It’s also worth remembering that their attackers are extremely good at one thing each: you don’t want to give Sigurðsson too many free-kicks around 25 yards out; Montero and Routledge are positively rapid and know how to beat a man; Ayew has a knack for popping up in space and finding a finish to jumpstart a smash and grab effort. Spurs can’t give those players the chances to do their thing and expect to get away with it.
Finally, long-time Twitter followers of mine (if you don’t follow me, you’re missing out) will know that in Jack Cork Swansea have the English Sergio Busquets, and that’s worth at least as much as any trophy (ahem).
Pretty easy, this one: scoring goals. The absence of a number nine hinders them in just about every aspect of play, but least helpfully of all it puts a hell of a lot of pressure on players who don’t score a lot of goals to suddenly start scoring lots of goals. Unsurprisingly, it’s not working. Swansea have registered a low number of shots on target (95, 7th worst in the league), a very low overall conversion rate (5.9%, 2nd worst), and an equally depressing expected goals figure (21.8, 3rd worst, and two below their actual total – so they’re actually overperforming!). There’s just nothing there to worry about.
Their good defensive record is something of a mystery, however, given that they’ve made the lowest number of tackles in the Premier League this season (15.3 per game) as well as recording average to poor interceptions, fouls and offsides figures. As a team that seems to record no defensive actions and still prevent their opponents hitting the target, they’re clearly doing something that doesn’t show up in the stats to put their opponents off. It may well be voodoo.
As well as highlighting individual strengths in attack, it’s definitely worth remembering that the guys at the other end are more than prone to inadvertently giving their opponents a helping hand. Lukasz Fabianski is mockingly known as ‘Flappy-hands-ki’ for a reason, while Ángel Rángel and Neil Taylor have deteriorated markedly in the last couple of years, and Federico Fernández is basically the village idiot.
Hard to predict. Guidolin has just had his first long spell working with the team with no game coming up, and could well have used that time to prepare a surprise, a new system that will suit his players better and secure their Premier League status for another year, or to have turned Paloschi into a genuinely competent finisher who understands his teammates movements and doesn’t kill his teams attacks every time he touches the ball. Or he could just go with his usual team.

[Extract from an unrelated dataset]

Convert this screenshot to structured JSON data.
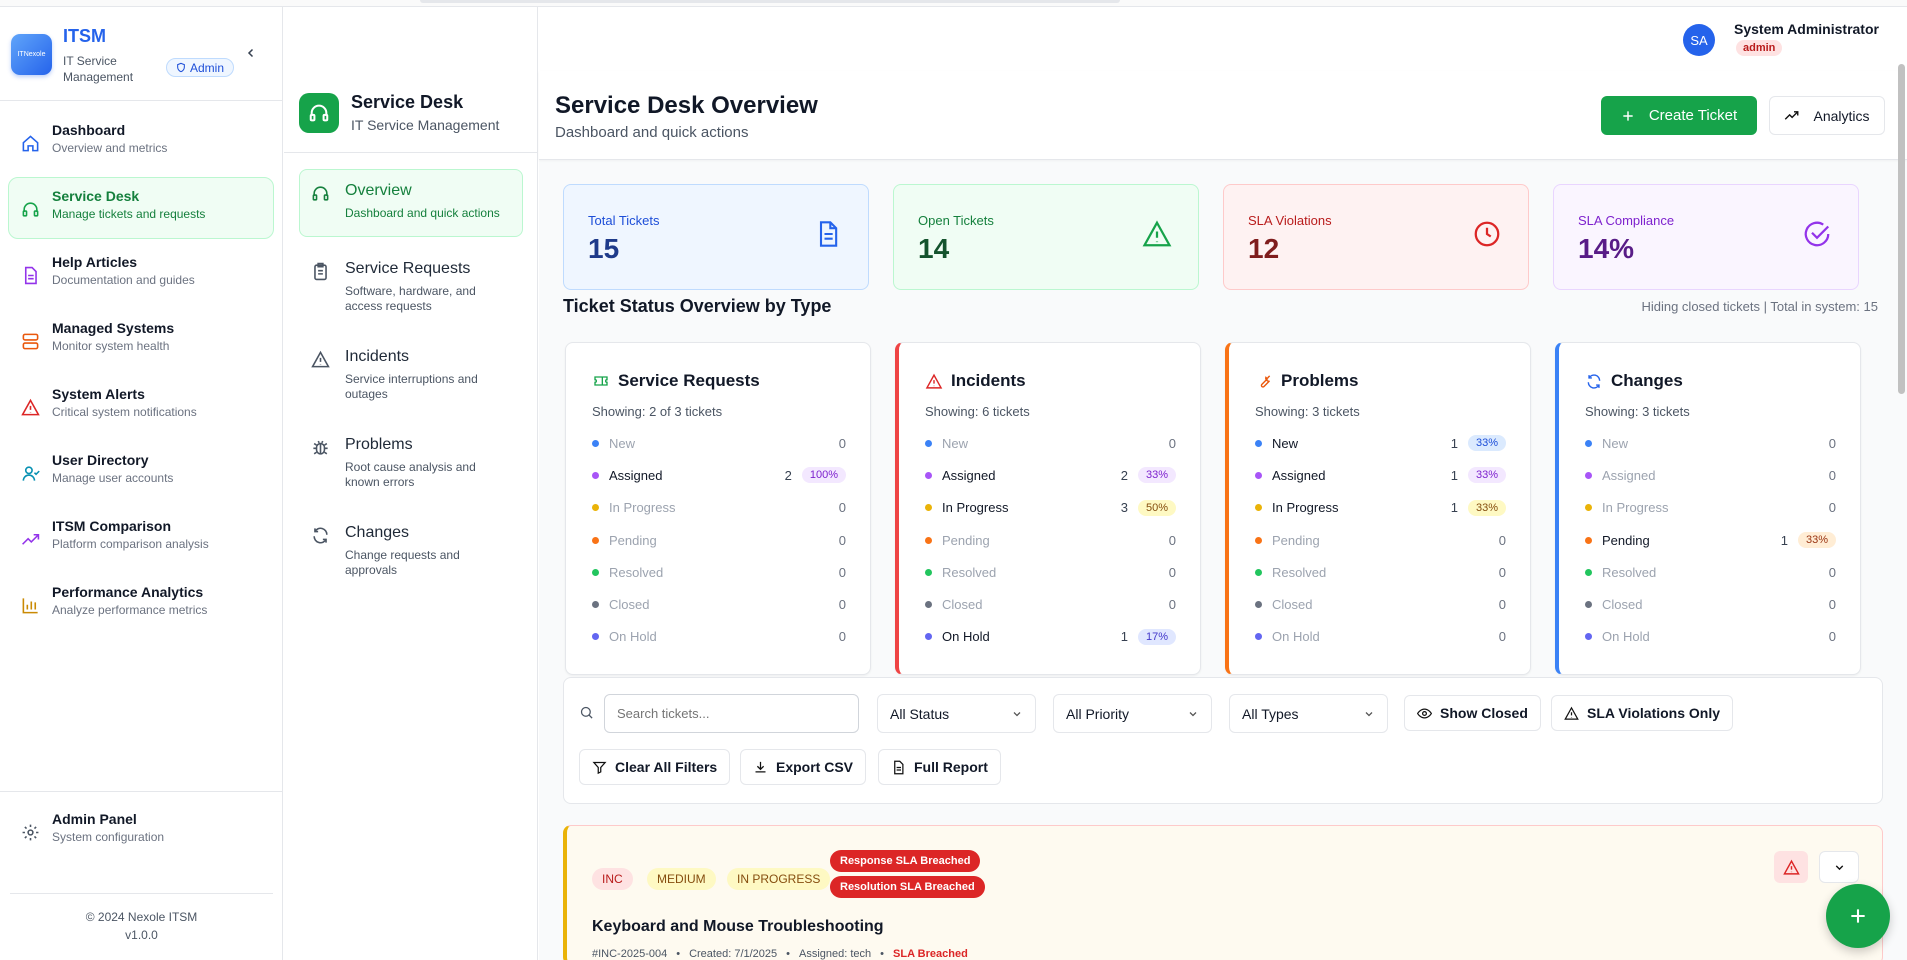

In previous years this would have been one of those awful and inexplicable 1-0 home defeats for Spurs, where they do everything right but miss all their chances and concede a 30 yard rocket in the last minute. These are different times, though, and now the result isn’t really in doubt. The only thing in question is Spurs’ winning margin.